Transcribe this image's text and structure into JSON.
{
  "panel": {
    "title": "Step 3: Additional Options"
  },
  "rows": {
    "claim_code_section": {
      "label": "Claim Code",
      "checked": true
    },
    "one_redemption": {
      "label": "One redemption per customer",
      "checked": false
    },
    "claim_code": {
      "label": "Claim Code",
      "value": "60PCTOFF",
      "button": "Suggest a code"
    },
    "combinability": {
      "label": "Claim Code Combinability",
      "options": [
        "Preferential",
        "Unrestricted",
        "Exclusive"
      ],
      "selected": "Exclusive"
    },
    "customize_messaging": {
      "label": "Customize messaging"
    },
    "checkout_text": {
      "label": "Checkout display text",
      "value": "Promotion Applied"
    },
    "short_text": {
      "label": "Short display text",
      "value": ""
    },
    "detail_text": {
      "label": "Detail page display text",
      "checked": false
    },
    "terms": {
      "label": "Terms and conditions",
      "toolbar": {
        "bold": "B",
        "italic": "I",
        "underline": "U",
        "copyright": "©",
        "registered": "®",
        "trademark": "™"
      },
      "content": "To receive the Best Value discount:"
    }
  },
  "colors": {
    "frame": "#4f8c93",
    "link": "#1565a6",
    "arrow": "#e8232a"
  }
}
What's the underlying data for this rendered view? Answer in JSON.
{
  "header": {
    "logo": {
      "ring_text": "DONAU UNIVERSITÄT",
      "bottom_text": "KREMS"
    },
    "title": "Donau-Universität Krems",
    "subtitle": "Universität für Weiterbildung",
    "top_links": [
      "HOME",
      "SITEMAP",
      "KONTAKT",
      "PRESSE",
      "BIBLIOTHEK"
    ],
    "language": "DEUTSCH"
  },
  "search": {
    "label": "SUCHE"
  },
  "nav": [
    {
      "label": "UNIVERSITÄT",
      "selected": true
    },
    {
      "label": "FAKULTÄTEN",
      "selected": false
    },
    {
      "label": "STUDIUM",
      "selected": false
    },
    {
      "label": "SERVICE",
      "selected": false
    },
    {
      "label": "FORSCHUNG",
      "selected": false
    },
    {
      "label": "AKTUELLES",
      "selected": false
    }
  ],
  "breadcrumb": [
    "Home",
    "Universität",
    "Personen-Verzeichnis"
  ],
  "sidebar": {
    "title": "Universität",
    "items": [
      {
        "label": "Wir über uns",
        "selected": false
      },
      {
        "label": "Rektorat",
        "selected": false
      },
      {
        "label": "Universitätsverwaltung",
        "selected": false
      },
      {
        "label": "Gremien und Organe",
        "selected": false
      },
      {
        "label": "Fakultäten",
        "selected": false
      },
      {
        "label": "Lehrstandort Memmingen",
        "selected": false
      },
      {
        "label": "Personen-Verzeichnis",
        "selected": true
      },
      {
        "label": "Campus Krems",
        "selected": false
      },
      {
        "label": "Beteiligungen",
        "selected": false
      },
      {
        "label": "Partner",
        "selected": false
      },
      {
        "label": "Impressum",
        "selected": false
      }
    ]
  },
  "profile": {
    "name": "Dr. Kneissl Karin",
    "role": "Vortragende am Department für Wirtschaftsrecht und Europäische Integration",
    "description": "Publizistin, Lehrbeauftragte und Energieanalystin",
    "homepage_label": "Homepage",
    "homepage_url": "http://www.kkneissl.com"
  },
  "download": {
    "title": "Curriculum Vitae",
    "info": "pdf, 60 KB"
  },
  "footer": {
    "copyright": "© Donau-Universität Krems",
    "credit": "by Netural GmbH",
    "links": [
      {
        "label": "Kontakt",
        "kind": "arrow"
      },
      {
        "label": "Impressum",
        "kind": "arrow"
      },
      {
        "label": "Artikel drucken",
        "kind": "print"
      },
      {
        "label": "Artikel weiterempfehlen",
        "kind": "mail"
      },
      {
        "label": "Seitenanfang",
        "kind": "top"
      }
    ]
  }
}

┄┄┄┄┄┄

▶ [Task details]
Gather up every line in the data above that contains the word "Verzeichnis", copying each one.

▶ [Worked solution]
    "Personen-Verzeichnis"
        "label": "Personen-Verzeichnis",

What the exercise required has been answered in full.